Posted by SLS on June 12, 2006, at 8:23:11
In reply to Re: Euphoria inducing Med Combinations » SLS, posted by linkadge on June 11, 2006, at 15:52:57
> Well, most people know that pleasure comes in gradients. You get a little bit, and you generally just want more.
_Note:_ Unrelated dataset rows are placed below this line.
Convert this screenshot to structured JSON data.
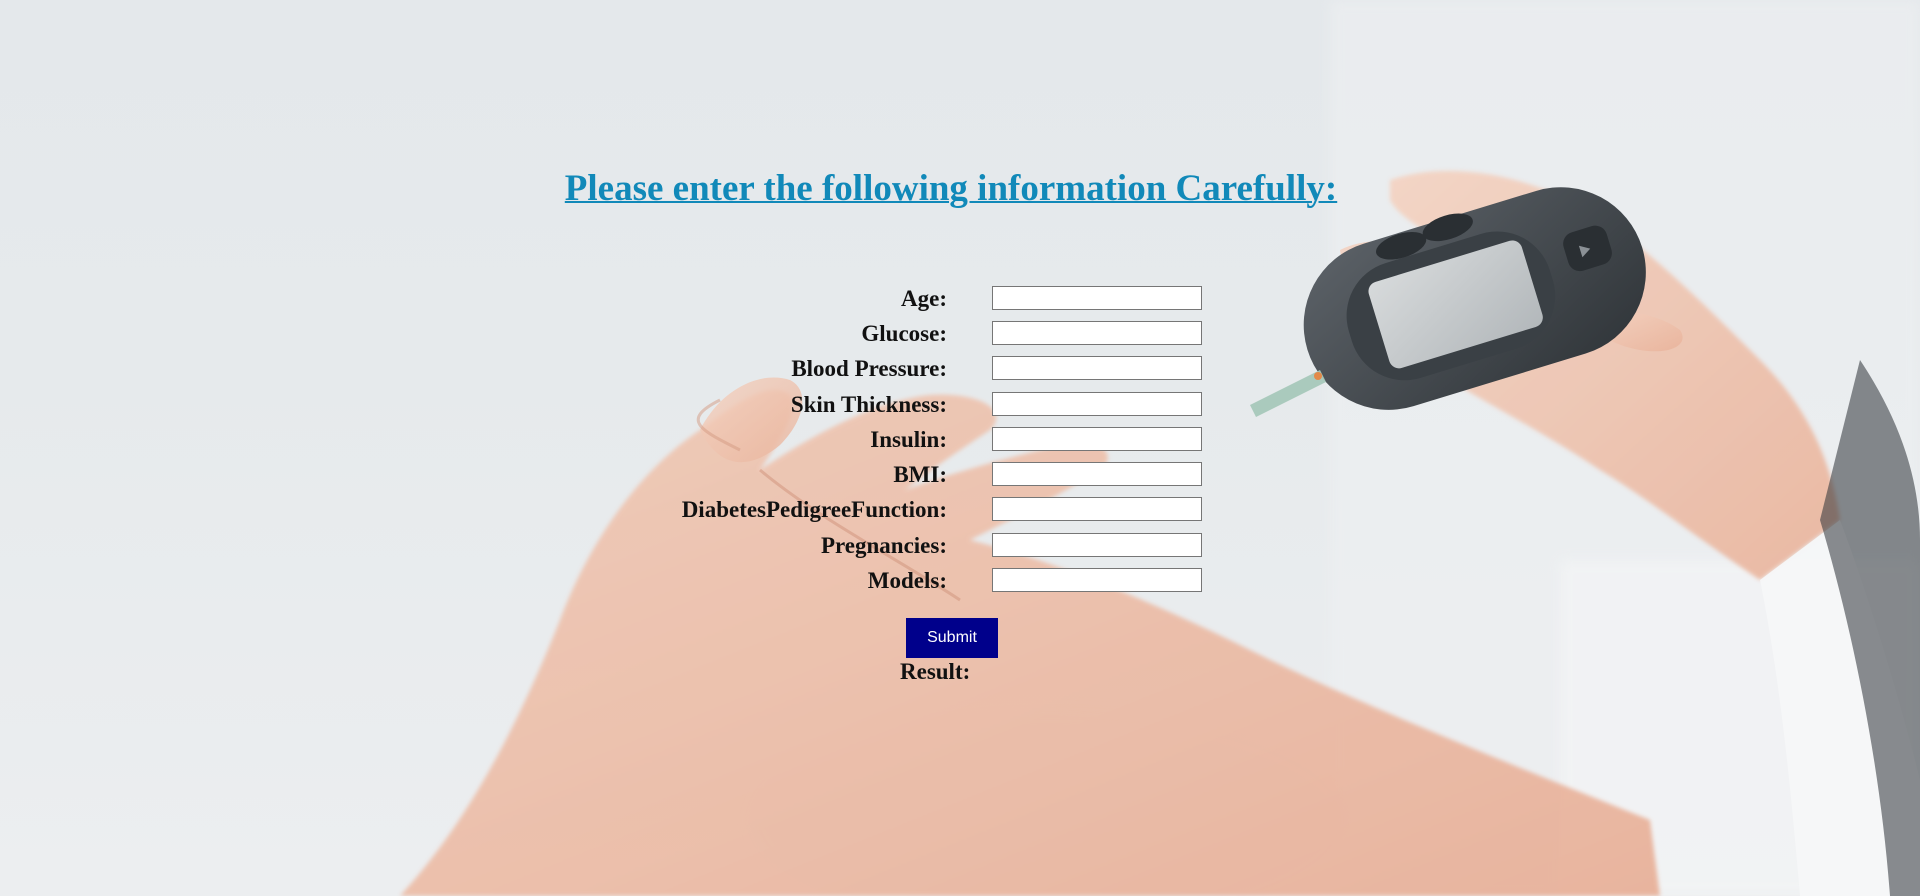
{
  "form": {
    "heading": "Please enter the following information Carefully:",
    "fields": [
      {
        "label": "Age:",
        "value": ""
      },
      {
        "label": "Glucose:",
        "value": ""
      },
      {
        "label": "Blood Pressure:",
        "value": ""
      },
      {
        "label": "Skin Thickness:",
        "value": ""
      },
      {
        "label": "Insulin:",
        "value": ""
      },
      {
        "label": "BMI:",
        "value": ""
      },
      {
        "label": "DiabetesPedigreeFunction:",
        "value": ""
      },
      {
        "label": "Pregnancies:",
        "value": ""
      },
      {
        "label": "Models:",
        "value": ""
      }
    ],
    "submit_label": "Submit",
    "result_label": "Result:"
  },
  "colors": {
    "heading": "#1189b9",
    "button_bg": "#00008b",
    "button_text": "#ffffff"
  }
}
> I don't know a whole lot about it, but I do know that it works to constantly reset itself. I know of a few mechanisms such as the fact that people who abuse DAT inhibitors generally have long term compensatory changes in DAT expression. Drug free cocaine users generally have much higher DAT expression for a long period after drug sobriety. The same can actually be said for mice raised on methylphenidate. Adaptational changes to receptor expression also happens within the neucleus accumbens. I know that repeated nicotine exposure generally changes levels of d3 receptors in the neucleus accumbens. I've also read about how when you take certain stimulants, there are compensatory increases in cholinergic mechanisms to try and counteract it. I read a study that suggested that mice raised on certain stimulants and antidepressants had compensatory changes in acetycholinsterase, that lasted long after drug discontinuation.
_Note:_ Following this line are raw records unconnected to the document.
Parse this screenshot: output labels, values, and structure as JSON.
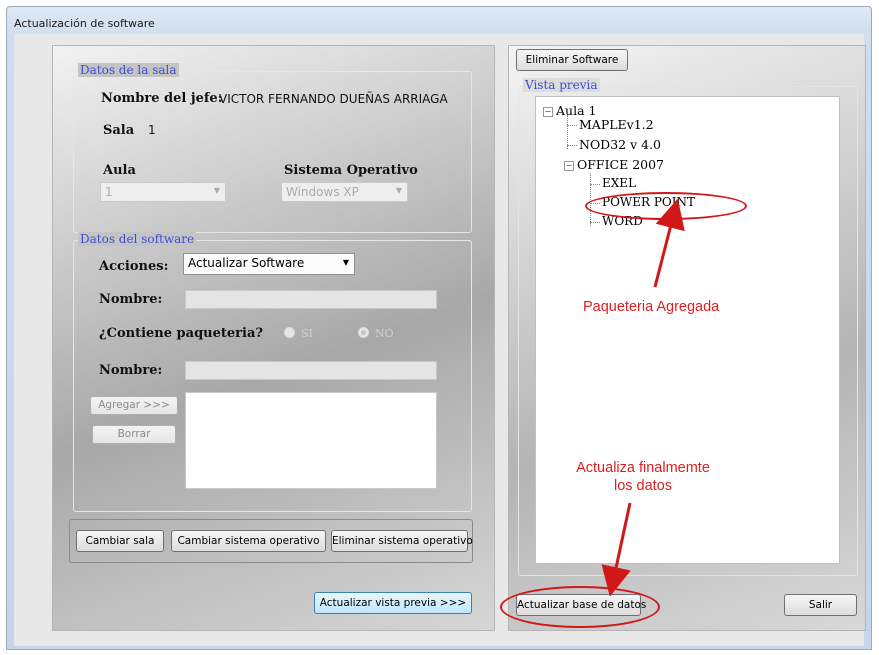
{
  "window": {
    "title": "Actualización de software"
  },
  "sala_group": {
    "legend": "Datos de la sala",
    "jefe_label": "Nombre del jefe:",
    "jefe_value": "VICTOR FERNANDO DUEÑAS ARRIAGA",
    "sala_label": "Sala",
    "sala_value": "1",
    "aula_label": "Aula",
    "aula_value": "1",
    "so_label": "Sistema Operativo",
    "so_value": "Windows XP"
  },
  "software_group": {
    "legend": "Datos del software",
    "acciones_label": "Acciones:",
    "acciones_value": "Actualizar Software",
    "nombre_label": "Nombre:",
    "contiene_label": "¿Contiene paqueteria?",
    "radio_si": "SI",
    "radio_no": "NO",
    "nombre2_label": "Nombre:",
    "agregar_button": "Agregar >>>",
    "borrar_button": "Borrar"
  },
  "bottom_buttons": {
    "cambiar_sala": "Cambiar sala",
    "cambiar_so": "Cambiar sistema operativo",
    "eliminar_so": "Eliminar sistema operativo",
    "actualizar_vista": "Actualizar vista previa >>>"
  },
  "right_panel": {
    "eliminar_software": "Eliminar Software",
    "vista_previa_label": "Vista previa",
    "tree": {
      "root": "Aula 1",
      "items": [
        "MAPLEv1.2",
        "NOD32 v 4.0"
      ],
      "office": "OFFICE 2007",
      "office_children": [
        "EXEL",
        "POWER POINT",
        "WORD"
      ]
    },
    "actualizar_bd": "Actualizar base de datos",
    "salir": "Salir"
  },
  "annotations": {
    "paqueteria": "Paqueteria Agregada",
    "actualiza_line1": "Actualiza finalmemte",
    "actualiza_line2": "los datos",
    "color": "#e02020"
  }
}
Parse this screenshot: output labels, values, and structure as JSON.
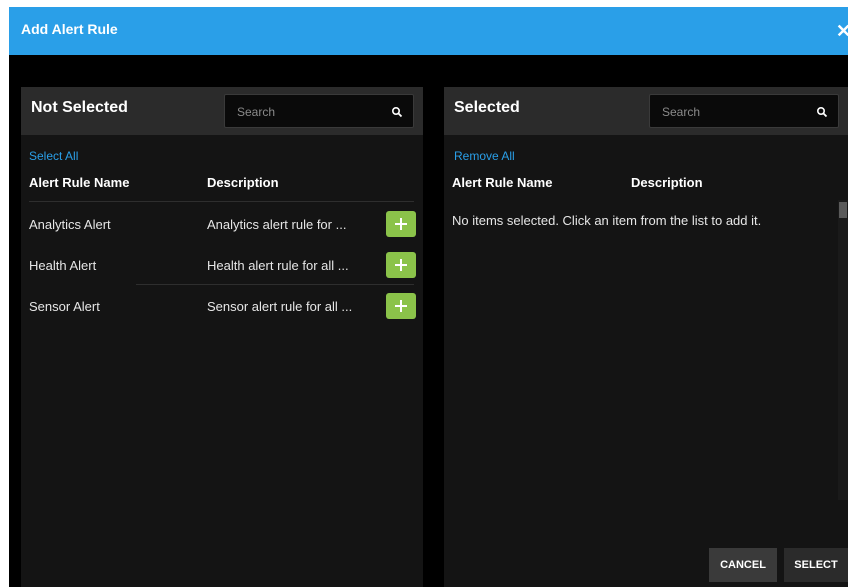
{
  "dialog": {
    "title": "Add Alert Rule",
    "close_icon": "close-icon"
  },
  "not_selected": {
    "title": "Not Selected",
    "search_placeholder": "Search",
    "select_all_label": "Select All",
    "columns": [
      "Alert Rule Name",
      "Description"
    ],
    "rows": [
      {
        "name": "Analytics Alert",
        "description": "Analytics alert rule for ..."
      },
      {
        "name": "Health Alert",
        "description": "Health alert rule for all ..."
      },
      {
        "name": "Sensor Alert",
        "description": "Sensor alert rule for all ..."
      }
    ]
  },
  "selected": {
    "title": "Selected",
    "search_placeholder": "Search",
    "remove_all_label": "Remove All",
    "columns": [
      "Alert Rule Name",
      "Description"
    ],
    "empty_message": "No items selected. Click an item from the list to add it."
  },
  "footer": {
    "cancel_label": "CANCEL",
    "select_label": "SELECT"
  },
  "colors": {
    "accent": "#2a9fe8",
    "add_button": "#8bc34a",
    "background": "#000000"
  }
}
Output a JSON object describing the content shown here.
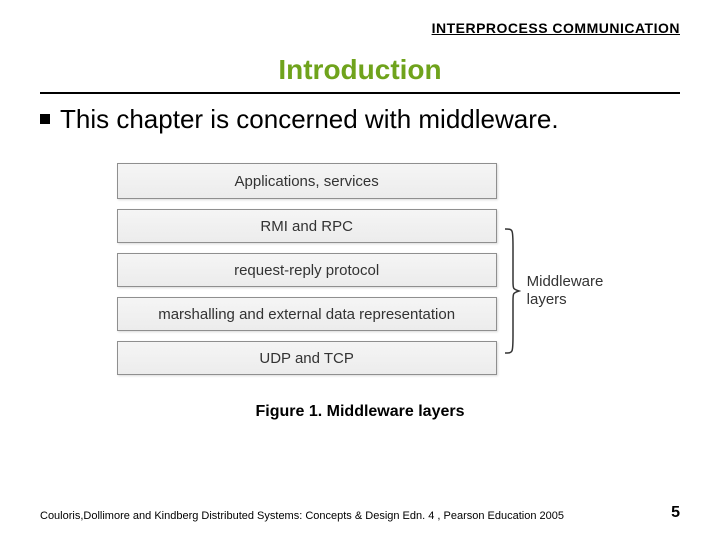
{
  "header": "INTERPROCESS COMMUNICATION",
  "title": "Introduction",
  "bullet": "This chapter is concerned with middleware.",
  "layers": {
    "l0": "Applications, services",
    "l1": "RMI and RPC",
    "l2": "request-reply protocol",
    "l3": "marshalling and external data representation",
    "l4": "UDP and TCP"
  },
  "brace_label_line1": "Middleware",
  "brace_label_line2": "layers",
  "caption": "Figure 1. Middleware layers",
  "citation": "Couloris,Dollimore and Kindberg  Distributed Systems: Concepts & Design  Edn. 4 , Pearson Education 2005",
  "page_number": "5"
}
There is no doubt that antidepressants produce long-term, perhaps life-long, changes in CNS function. Evidence for this is the observation that one develops a refractoriness to a drug that had helped them on previous occasions. A personal observation that might support this notion is that MAOIs no longer prevent me from dreaming. My guess is that they no longer suppress REM. When discontinuing an MAOI, I no longer experience rebound dreaming, perhaps indicative of a lack of REM rebound. Another observation is that I experience little, if any, anticholinergic side effects from taking TCAs, even after periods of abstinence. There are more, but you get the idea.